Background: CD44 represents a heterogeneous group of surface glycoproteins involved in cell-cell and cell-matrix interactions. CD44H is the major receptor for hyaluronate, and most if not all CD44H known functions are attributed to its ability to recognize hyaluronate. We have previously demonstrated a lack of CD44 expression in high stages and NMYC-amplified tumors and further have shown that NMYC-amplified cell lines either did not express CD44 at all or expressed a nonfunctional receptor. On the other hand, nonamplified cells constitutively expressed an active receptor, suggesting that absence of CD44-mediated hy aluronate binding could be related to increased malignancy in human neuroblastoma.
Procedure: In the present study we have compared the glycosylated structure of CD44 expressed by NMYC amplified vs. nonamplified cell lines in relation to their adhesive properties for hyaluronate.

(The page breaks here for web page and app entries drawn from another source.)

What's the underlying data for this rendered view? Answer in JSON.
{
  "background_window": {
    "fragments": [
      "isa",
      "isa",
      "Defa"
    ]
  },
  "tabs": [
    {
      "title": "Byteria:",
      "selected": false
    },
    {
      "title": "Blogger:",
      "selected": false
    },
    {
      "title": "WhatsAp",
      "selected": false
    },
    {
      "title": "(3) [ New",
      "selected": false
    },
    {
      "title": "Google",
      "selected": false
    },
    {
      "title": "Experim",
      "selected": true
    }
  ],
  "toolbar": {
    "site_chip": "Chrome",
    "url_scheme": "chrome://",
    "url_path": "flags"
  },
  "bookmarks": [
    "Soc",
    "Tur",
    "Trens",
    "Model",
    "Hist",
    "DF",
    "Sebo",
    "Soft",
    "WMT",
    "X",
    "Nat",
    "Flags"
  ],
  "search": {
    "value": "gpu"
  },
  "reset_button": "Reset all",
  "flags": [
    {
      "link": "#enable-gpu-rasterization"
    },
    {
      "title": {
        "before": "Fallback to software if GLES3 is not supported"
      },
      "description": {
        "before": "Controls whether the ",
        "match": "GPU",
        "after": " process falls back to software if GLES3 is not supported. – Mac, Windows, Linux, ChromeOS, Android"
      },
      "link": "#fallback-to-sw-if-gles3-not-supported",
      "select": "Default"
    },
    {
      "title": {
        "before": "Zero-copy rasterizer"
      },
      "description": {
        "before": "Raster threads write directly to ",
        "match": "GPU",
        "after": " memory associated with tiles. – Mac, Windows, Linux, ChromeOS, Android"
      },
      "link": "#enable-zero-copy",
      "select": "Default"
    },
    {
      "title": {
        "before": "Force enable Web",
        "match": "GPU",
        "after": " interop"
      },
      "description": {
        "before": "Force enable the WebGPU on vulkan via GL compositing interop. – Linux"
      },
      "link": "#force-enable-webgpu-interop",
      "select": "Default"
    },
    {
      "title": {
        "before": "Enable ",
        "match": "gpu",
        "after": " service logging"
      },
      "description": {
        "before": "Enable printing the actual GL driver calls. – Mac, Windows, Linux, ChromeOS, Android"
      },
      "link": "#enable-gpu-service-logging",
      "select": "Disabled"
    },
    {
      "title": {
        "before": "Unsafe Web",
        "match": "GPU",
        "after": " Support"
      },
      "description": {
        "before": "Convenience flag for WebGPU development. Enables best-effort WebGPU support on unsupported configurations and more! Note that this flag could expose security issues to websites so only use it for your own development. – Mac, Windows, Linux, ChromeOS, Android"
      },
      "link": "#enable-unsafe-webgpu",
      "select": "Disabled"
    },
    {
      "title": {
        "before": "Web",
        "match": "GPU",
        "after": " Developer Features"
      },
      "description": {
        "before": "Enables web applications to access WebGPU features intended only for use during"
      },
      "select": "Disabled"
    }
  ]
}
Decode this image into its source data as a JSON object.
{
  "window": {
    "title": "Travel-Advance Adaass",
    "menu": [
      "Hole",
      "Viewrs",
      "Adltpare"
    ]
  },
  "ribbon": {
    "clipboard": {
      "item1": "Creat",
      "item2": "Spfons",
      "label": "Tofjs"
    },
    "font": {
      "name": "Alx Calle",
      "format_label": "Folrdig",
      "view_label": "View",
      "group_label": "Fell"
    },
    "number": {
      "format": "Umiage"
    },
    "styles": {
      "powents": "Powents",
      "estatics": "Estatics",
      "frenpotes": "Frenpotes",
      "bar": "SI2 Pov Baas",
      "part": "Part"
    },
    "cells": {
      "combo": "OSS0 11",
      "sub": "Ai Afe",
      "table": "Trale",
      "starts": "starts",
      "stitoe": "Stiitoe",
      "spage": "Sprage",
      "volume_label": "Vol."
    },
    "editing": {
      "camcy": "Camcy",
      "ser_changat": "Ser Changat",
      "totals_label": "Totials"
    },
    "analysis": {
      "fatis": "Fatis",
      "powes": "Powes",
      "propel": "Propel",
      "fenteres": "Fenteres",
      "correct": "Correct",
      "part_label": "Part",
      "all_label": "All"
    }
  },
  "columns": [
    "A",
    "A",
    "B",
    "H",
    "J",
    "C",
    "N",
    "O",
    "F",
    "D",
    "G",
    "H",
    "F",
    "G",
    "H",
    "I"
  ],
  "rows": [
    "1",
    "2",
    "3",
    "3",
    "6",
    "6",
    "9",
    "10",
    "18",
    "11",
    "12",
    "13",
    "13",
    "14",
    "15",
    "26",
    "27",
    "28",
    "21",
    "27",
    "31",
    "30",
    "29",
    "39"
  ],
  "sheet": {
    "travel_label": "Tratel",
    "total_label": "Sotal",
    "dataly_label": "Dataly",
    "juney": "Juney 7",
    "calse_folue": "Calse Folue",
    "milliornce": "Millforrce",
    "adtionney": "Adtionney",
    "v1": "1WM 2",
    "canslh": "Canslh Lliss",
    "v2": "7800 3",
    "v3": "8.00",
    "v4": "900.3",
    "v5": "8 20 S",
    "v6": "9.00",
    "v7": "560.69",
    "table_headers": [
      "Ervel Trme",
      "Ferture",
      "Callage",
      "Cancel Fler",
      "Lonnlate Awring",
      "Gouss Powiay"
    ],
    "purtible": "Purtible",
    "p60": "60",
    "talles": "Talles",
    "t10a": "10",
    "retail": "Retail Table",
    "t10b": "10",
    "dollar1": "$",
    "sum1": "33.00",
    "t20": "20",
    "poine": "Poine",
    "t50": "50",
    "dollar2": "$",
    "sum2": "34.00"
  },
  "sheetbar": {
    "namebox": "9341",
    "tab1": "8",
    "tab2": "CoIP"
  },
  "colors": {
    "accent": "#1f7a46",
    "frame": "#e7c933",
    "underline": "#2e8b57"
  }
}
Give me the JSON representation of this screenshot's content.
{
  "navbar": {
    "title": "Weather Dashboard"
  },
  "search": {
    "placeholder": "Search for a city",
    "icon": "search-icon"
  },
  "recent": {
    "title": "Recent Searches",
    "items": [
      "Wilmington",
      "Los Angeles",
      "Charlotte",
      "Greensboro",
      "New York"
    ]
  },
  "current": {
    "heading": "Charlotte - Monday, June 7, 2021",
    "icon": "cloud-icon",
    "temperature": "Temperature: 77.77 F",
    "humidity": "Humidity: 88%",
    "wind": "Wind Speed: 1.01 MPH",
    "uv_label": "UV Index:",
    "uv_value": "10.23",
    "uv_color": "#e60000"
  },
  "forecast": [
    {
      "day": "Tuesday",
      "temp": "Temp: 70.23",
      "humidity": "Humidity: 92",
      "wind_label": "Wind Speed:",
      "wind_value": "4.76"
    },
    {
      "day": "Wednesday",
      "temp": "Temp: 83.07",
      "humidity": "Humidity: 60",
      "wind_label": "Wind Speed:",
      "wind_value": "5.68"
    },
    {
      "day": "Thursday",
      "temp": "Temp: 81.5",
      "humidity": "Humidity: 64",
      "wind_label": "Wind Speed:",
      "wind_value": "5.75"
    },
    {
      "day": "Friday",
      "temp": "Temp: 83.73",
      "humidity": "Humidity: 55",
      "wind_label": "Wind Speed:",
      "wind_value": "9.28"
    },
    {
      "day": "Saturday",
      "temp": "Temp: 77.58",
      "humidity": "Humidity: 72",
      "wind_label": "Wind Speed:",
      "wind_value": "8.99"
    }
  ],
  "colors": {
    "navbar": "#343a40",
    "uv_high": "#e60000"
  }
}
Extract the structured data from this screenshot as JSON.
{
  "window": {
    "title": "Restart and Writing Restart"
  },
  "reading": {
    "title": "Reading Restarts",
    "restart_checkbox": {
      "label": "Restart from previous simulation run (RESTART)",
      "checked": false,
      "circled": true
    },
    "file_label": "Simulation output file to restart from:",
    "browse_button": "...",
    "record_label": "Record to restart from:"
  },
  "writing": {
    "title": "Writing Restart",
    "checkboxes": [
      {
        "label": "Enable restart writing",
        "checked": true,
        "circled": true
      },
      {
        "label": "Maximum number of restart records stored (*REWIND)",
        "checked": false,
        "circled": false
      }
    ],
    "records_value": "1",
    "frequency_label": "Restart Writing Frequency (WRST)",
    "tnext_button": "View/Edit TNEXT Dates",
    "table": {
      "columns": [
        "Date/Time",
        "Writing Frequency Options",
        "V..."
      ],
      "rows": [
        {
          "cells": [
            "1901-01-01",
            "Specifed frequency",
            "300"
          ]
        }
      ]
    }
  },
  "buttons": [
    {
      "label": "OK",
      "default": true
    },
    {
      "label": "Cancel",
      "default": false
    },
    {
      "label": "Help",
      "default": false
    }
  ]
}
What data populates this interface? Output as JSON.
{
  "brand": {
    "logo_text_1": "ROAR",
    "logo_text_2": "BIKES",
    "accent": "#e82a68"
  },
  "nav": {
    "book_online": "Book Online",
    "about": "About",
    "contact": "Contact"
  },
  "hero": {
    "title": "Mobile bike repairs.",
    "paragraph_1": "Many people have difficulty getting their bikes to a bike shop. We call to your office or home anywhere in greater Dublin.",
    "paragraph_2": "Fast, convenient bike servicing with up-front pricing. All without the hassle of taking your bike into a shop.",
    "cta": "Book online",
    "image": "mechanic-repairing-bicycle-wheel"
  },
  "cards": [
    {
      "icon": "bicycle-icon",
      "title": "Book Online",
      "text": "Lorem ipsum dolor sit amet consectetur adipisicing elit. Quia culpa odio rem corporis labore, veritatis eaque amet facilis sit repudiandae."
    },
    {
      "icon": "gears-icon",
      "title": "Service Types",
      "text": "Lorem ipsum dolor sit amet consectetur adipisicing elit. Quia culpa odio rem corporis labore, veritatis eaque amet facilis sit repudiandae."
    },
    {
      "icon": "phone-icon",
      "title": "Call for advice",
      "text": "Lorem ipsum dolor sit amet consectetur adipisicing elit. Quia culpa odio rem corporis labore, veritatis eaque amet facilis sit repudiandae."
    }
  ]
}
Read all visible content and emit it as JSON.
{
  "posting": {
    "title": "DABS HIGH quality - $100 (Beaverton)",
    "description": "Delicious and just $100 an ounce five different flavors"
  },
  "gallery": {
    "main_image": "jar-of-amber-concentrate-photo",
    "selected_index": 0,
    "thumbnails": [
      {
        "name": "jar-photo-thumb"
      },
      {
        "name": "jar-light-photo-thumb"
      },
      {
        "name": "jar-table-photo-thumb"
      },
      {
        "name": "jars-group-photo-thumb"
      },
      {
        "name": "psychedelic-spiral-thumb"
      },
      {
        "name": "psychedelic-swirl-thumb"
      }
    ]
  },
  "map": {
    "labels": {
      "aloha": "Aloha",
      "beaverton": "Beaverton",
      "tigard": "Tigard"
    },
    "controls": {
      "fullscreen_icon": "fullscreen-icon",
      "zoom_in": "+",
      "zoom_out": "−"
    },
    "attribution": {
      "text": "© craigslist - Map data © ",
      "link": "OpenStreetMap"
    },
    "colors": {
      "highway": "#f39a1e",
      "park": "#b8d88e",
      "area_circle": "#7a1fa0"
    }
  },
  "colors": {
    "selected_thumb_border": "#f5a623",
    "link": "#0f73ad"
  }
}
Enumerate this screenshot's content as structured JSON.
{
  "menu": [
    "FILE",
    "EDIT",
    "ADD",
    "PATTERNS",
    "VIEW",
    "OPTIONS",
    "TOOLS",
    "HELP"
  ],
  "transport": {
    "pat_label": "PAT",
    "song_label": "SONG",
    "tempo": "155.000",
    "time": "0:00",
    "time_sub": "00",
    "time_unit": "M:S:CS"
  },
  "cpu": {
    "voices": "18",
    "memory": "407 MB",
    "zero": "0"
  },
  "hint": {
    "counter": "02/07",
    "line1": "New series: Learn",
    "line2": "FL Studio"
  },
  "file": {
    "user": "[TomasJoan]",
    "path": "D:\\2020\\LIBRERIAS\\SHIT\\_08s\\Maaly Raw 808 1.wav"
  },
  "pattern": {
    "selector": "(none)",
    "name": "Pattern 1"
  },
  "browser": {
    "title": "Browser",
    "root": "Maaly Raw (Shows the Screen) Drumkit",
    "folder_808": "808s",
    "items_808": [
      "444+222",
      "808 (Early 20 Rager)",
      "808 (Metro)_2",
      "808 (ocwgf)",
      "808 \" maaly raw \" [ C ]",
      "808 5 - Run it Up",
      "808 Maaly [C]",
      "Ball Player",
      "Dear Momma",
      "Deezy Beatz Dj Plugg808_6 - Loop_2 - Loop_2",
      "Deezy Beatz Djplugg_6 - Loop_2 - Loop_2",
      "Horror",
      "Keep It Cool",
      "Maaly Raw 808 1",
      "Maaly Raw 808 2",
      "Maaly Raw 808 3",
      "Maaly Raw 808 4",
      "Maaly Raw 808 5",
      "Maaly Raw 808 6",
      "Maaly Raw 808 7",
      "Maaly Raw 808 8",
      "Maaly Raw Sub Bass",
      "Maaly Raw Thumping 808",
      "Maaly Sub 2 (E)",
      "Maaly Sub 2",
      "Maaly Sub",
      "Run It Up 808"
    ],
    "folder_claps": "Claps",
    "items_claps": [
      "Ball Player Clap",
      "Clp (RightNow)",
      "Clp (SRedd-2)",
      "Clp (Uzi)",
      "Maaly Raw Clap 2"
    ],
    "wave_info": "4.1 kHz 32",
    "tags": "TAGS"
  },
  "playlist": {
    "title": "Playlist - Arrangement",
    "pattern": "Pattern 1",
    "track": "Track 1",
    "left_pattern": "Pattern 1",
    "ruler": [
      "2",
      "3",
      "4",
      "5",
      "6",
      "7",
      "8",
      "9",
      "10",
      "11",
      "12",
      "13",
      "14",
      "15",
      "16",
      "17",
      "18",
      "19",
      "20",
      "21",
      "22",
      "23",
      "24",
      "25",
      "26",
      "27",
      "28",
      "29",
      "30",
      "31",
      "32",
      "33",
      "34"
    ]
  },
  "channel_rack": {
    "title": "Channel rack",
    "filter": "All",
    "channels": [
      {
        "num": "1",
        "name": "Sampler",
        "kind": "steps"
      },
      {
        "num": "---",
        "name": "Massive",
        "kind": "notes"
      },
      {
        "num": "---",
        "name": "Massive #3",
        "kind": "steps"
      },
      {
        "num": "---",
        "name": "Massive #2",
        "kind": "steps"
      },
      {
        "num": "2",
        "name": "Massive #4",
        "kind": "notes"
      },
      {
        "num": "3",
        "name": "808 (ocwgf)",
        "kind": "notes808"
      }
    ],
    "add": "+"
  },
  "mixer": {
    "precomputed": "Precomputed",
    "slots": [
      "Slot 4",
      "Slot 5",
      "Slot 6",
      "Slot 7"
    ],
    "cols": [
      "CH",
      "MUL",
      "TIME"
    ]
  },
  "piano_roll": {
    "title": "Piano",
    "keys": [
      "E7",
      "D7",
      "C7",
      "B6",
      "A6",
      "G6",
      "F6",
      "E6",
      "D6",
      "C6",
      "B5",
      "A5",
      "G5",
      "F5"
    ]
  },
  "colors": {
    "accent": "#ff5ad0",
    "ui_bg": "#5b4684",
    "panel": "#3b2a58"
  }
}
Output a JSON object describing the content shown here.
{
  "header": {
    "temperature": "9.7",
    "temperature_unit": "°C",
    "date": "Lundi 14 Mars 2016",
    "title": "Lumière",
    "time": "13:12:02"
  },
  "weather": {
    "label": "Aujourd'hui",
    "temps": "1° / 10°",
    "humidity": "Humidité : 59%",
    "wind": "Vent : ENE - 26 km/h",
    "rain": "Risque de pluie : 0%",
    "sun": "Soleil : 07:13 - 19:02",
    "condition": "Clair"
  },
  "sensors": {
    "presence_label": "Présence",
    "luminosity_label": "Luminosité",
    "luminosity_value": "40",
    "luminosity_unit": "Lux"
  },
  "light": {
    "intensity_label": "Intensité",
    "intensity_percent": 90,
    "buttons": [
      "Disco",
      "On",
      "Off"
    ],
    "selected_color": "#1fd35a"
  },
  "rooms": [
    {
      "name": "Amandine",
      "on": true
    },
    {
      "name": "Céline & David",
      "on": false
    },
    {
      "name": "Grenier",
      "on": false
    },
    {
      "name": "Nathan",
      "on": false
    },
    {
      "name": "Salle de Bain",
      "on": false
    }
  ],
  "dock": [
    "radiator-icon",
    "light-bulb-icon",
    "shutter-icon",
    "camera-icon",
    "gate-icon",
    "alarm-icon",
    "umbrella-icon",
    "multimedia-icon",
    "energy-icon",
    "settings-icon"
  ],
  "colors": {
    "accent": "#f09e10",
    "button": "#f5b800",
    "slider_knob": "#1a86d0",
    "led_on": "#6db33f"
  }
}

These adhesive properties were measured after modifications of the carbohydrate structure with enzymes and inhibitors of N- or O-linked glycosylation.
Results and conclusions: Our results indicate that increased sialylation, defective N-linked glycosylation, and substitution of the CD44 glycoprotein with keratan sulfate glycosaminoglycan might include modifications observed on neuroblastoma cells that could account for the inability of the receptor to bind hyaluronate.